At this point I jump to the source code by right-clicking on the ConfigureShipping type and choose “Open one of my 2 declarations ins source code (double click)”.


At this point I see exactly what I suspected – this is indeed the code behind for an ASPX page and the page itself is specific to UPS shipping configuration (rather than being a more generic and encompassing shipping page).

At this point I know the following:

  1. Only one assembly uses the Nop.Shipping.UPS assembly
  2. Within that assembly only one type uses type uses the Nop.Shipping.UPS assembly
  3. The type is the code behind of a very specific ASPX page

Before removing this assembly there is one thing I need to know:

  1. Is this ASPX page ever used?

The answer to this question is: no, the ASPX page is never used. I know this because I originally removed all ties to shipping configuration from the administration section of the code. I could confirm this in two ways 1) Using NDepend, use the matrix view to look at dependencies on ConfigureShipping. This follows the exact same approach as we used above so I won’t repeat myself 2) use another tools (I use Resharper right now…Find Usages Advanced specifically) to find usages of the page itself.

At this point I am ready to remove the ConfigureShipping page itself as well as the Nop.Shipping.UPS assembly.


This was very much a 101 level introduction to removing un-needed code with NDepend. While writing this post took some time, removing the code was extremely fast – between 5 and 10 minutes. Everything I did was inside Visual Studio and I never had to switch context – for me this is a massive improvement over the previous version of NDepend which I really liked. For the save of 10 minutes I removed about 500/600 lines of code – including an ASPX file (basically an entire namespace) and two assemblies.

My plan for the next x number of posts in the series is to ratchet up the difficulty level incrementally and start refactoring code with more wide-spread dependencies. Stay tuned!

Monday, July 5, 2010

More MSTest Woes – Location of the file or directory is not trusted

July 05, 2010 Posted by Jason , , No comments

This one was easier to investigate than my previous post. To be fair this one is not the fault of Visual Studio or MSTest. Running my tests I began to see the following error message.

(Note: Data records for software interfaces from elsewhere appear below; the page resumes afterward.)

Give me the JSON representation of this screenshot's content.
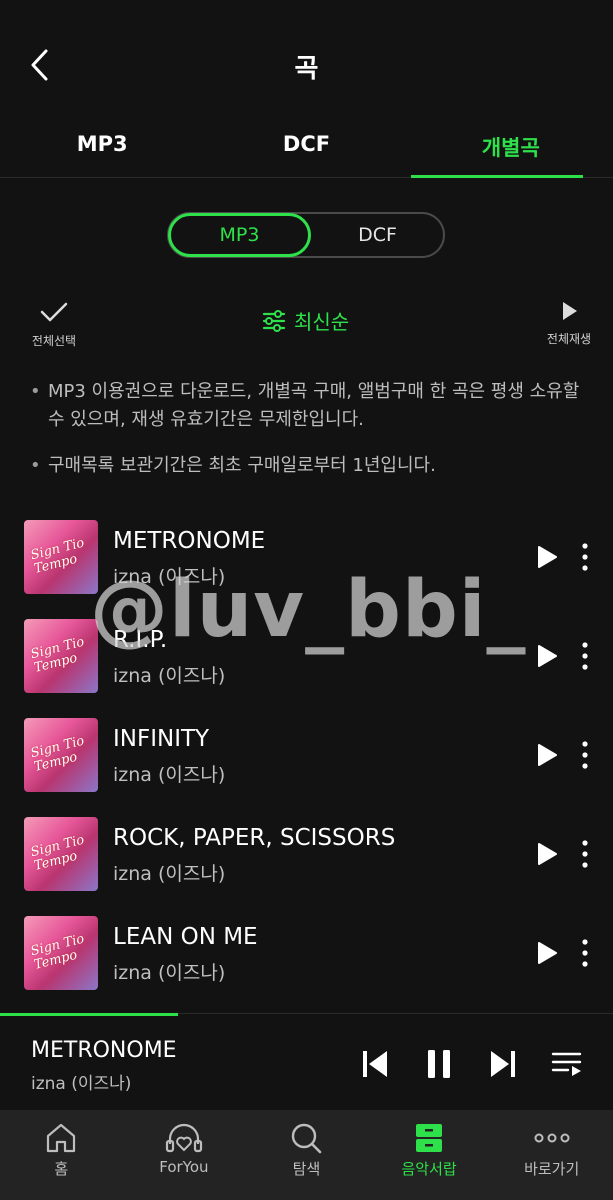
{
  "header": {
    "title": "곡"
  },
  "tabs": [
    {
      "label": "MP3"
    },
    {
      "label": "DCF"
    },
    {
      "label": "개별곡"
    }
  ],
  "segment": {
    "on_label": "MP3",
    "off_label": "DCF"
  },
  "toolbar": {
    "select_all": "전체선택",
    "sort_label": "최신순",
    "play_all": "전체재생"
  },
  "notes": [
    "MP3 이용권으로 다운로드, 개별곡 구매, 앨범구매 한 곡은 평생 소유할 수 있으며, 재생 유효기간은 무제한입니다.",
    "구매목록 보관기간은 최초 구매일로부터 1년입니다."
  ],
  "watermark": "@luv_bbi_",
  "songs": [
    {
      "title": "METRONOME",
      "artist": "izna (이즈나)"
    },
    {
      "title": "R.I.P.",
      "artist": "izna (이즈나)"
    },
    {
      "title": "INFINITY",
      "artist": "izna (이즈나)"
    },
    {
      "title": "ROCK, PAPER, SCISSORS",
      "artist": "izna (이즈나)"
    },
    {
      "title": "LEAN ON ME",
      "artist": "izna (이즈나)"
    }
  ],
  "album_cover_text": "Sign Tio Tempo",
  "now_playing": {
    "title": "METRONOME",
    "artist": "izna (이즈나)",
    "progress": 0.29
  },
  "bottom_nav": [
    {
      "label": "홈",
      "icon": "home-icon"
    },
    {
      "label": "ForYou",
      "icon": "headphones-heart-icon"
    },
    {
      "label": "탐색",
      "icon": "search-icon"
    },
    {
      "label": "음악서랍",
      "icon": "drawer-icon"
    },
    {
      "label": "바로가기",
      "icon": "more-dots-icon"
    }
  ],
  "colors": {
    "accent": "#2ee04a",
    "background": "#121212",
    "nav_background": "#232323"
  }
}
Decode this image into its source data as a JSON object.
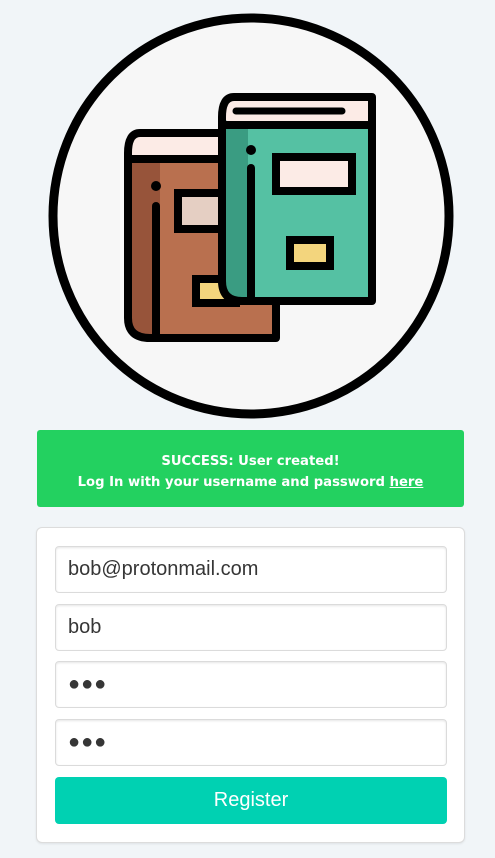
{
  "logo": {
    "icon": "books-icon",
    "colors": {
      "circle_fill": "#f7f7f7",
      "outline": "#000000",
      "brown_book": "#b9704f",
      "brown_spine": "#97543a",
      "green_book": "#55c1a3",
      "green_spine": "#3a9c82",
      "pages": "#fcebe6",
      "brown_label": "#e5cfc3",
      "yellow_tag": "#f3d57d"
    }
  },
  "alert": {
    "line1": "SUCCESS: User created!",
    "line2_prefix": "Log In with your username and password",
    "line2_link": "here",
    "color": "#23d160"
  },
  "form": {
    "email_value": "bob@protonmail.com",
    "username_value": "bob",
    "password_value": "●●●",
    "confirm_value": "●●●",
    "submit_label": "Register",
    "submit_color": "#00d1b2"
  }
}
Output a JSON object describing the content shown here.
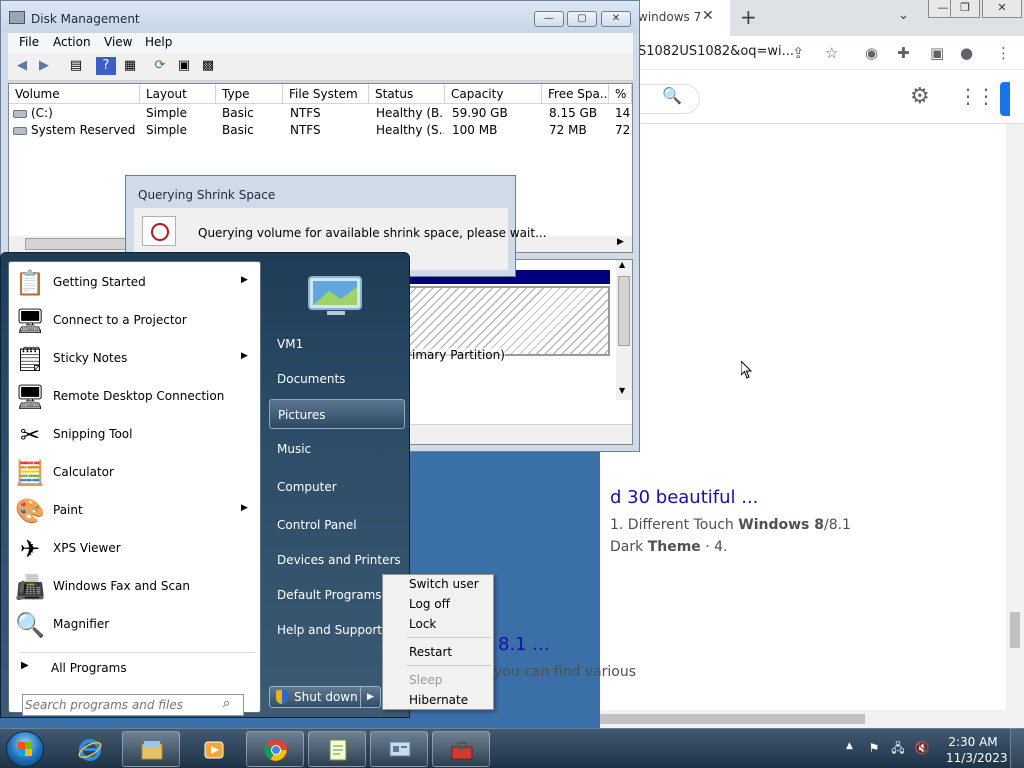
{
  "chrome": {
    "tab_title": "windows 7",
    "tab_close": "✕",
    "new_tab": "+",
    "tab_search": "⌄",
    "window_controls": [
      "—",
      "❐",
      "✕"
    ],
    "url": "S1082US1082&oq=wi...",
    "results": [
      {
        "title": "d 30 beautiful ...",
        "snippet1_pre": "1. Different Touch ",
        "snippet1_b1": "Windows 8",
        "snippet1_post": "/8.1",
        "snippet2_pre": "Dark ",
        "snippet2_b": "Theme",
        "snippet2_post": " · 4."
      },
      {
        "title": "8.1 ...",
        "snippet": "you can find various"
      }
    ]
  },
  "disk_management": {
    "title": "Disk Management",
    "menu": [
      "File",
      "Action",
      "View",
      "Help"
    ],
    "columns": [
      "Volume",
      "Layout",
      "Type",
      "File System",
      "Status",
      "Capacity",
      "Free Spa...",
      "% F"
    ],
    "rows": [
      [
        "(C:)",
        "Simple",
        "Basic",
        "NTFS",
        "Healthy (B...",
        "59.90 GB",
        "8.15 GB",
        "14"
      ],
      [
        "System Reserved",
        "Simple",
        "Basic",
        "NTFS",
        "Healthy (S...",
        "100 MB",
        "72 MB",
        "72"
      ]
    ],
    "partition_label": "imary Partition)"
  },
  "shrink_dialog": {
    "title": "Querying Shrink Space",
    "message": "Querying volume for available shrink space, please wait..."
  },
  "start_menu": {
    "programs": [
      {
        "label": "Getting Started",
        "icon": "getting-started-icon",
        "glyph": "📋",
        "arrow": true
      },
      {
        "label": "Connect to a Projector",
        "icon": "projector-icon",
        "glyph": "🖥",
        "arrow": false
      },
      {
        "label": "Sticky Notes",
        "icon": "sticky-notes-icon",
        "glyph": "🗒",
        "arrow": true
      },
      {
        "label": "Remote Desktop Connection",
        "icon": "remote-desktop-icon",
        "glyph": "🖥",
        "arrow": false
      },
      {
        "label": "Snipping Tool",
        "icon": "scissors-icon",
        "glyph": "✂",
        "arrow": false
      },
      {
        "label": "Calculator",
        "icon": "calculator-icon",
        "glyph": "🧮",
        "arrow": false
      },
      {
        "label": "Paint",
        "icon": "paint-palette-icon",
        "glyph": "🎨",
        "arrow": true
      },
      {
        "label": "XPS Viewer",
        "icon": "xps-viewer-icon",
        "glyph": "✈",
        "arrow": false
      },
      {
        "label": "Windows Fax and Scan",
        "icon": "fax-icon",
        "glyph": "📠",
        "arrow": false
      },
      {
        "label": "Magnifier",
        "icon": "magnifier-icon",
        "glyph": "🔍",
        "arrow": false
      }
    ],
    "all_programs": "All Programs",
    "search_placeholder": "Search programs and files",
    "right_items": [
      "VM1",
      "Documents",
      "Pictures",
      "Music",
      "Computer",
      "Control Panel",
      "Devices and Printers",
      "Default Programs",
      "Help and Support"
    ],
    "shutdown_label": "Shut down"
  },
  "shutdown_flyout": {
    "items": [
      {
        "label": "Switch user",
        "enabled": true
      },
      {
        "label": "Log off",
        "enabled": true
      },
      {
        "label": "Lock",
        "enabled": true
      },
      {
        "label": "Restart",
        "enabled": true
      },
      {
        "label": "Sleep",
        "enabled": false
      },
      {
        "label": "Hibernate",
        "enabled": true
      }
    ]
  },
  "taskbar": {
    "apps": [
      "internet-explorer-icon",
      "windows-explorer-icon",
      "media-player-icon",
      "chrome-icon",
      "notepad-icon",
      "disk-management-icon",
      "toolbox-icon"
    ],
    "clock_time": "2:30 AM",
    "clock_date": "11/3/2023"
  },
  "colors": {
    "link": "#1a0dab",
    "partition_bar": "#00007f",
    "start_menu_bg": "#2d4d68"
  }
}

Failed to queue test run 'jirwin@mypc 2010-07-02 14:22:48': Test Run deployment issue: The location of the file or directory 'c:\mypath\bin\debug\Microsoft.Practices.Unity.dll' is not trusted.

A number of posts online suggested changing the trust levels for specific directories but, having used Vista and now Windows 7 for some time, I correctly figured that the libraries in question (in this case Unity) were downloaded from the internet and therefore were not trusted.

Looking at the properties of the files (the above error occurred for a number of libraries) I was relieved to see that my hunch was correct and I would not need to touch my security setting. Unblocking the files (see the screenshot below) fixed the issue immediately. Happy days!


MSTest - Exception has been thrown by the target of an invocation

This week, when attempting to run MSTest unit tests in Visual Studio, I ran into an interesting issue. Whether running the test from Resharper’s test runner or Visual Studio’s in-built test views all tests failed with the following error message:

Exception has been thrown by the target of an invocation

This is clearly a pretty unhelpful error message – the equivalent to “something is wrong somewhere – please fix it”. Other members of my team were able to run the tests without issue and I was able to run the full suite only last week – leading to the obvious conclusion that my PC configuration is causing the issue.

My only recent installation of note has been Team Explorer (2010) for Visual Studio 2008 and, while I’m not sure why this would break my tests (i’m guessing some team build hooks were causing problems…) it was a good starting point.

Opening the Team Explorer window I noticed that I was no longer connected to a TFS server. I manually connected to our central TFS server and voila, problem solved. All my tests now run successfully without issue. I’d love to know what the root cause to this issue was but for now I’m happy to have my tests up and running again! Anyone have any ideas why TFS would cripple my MSTest unit tests?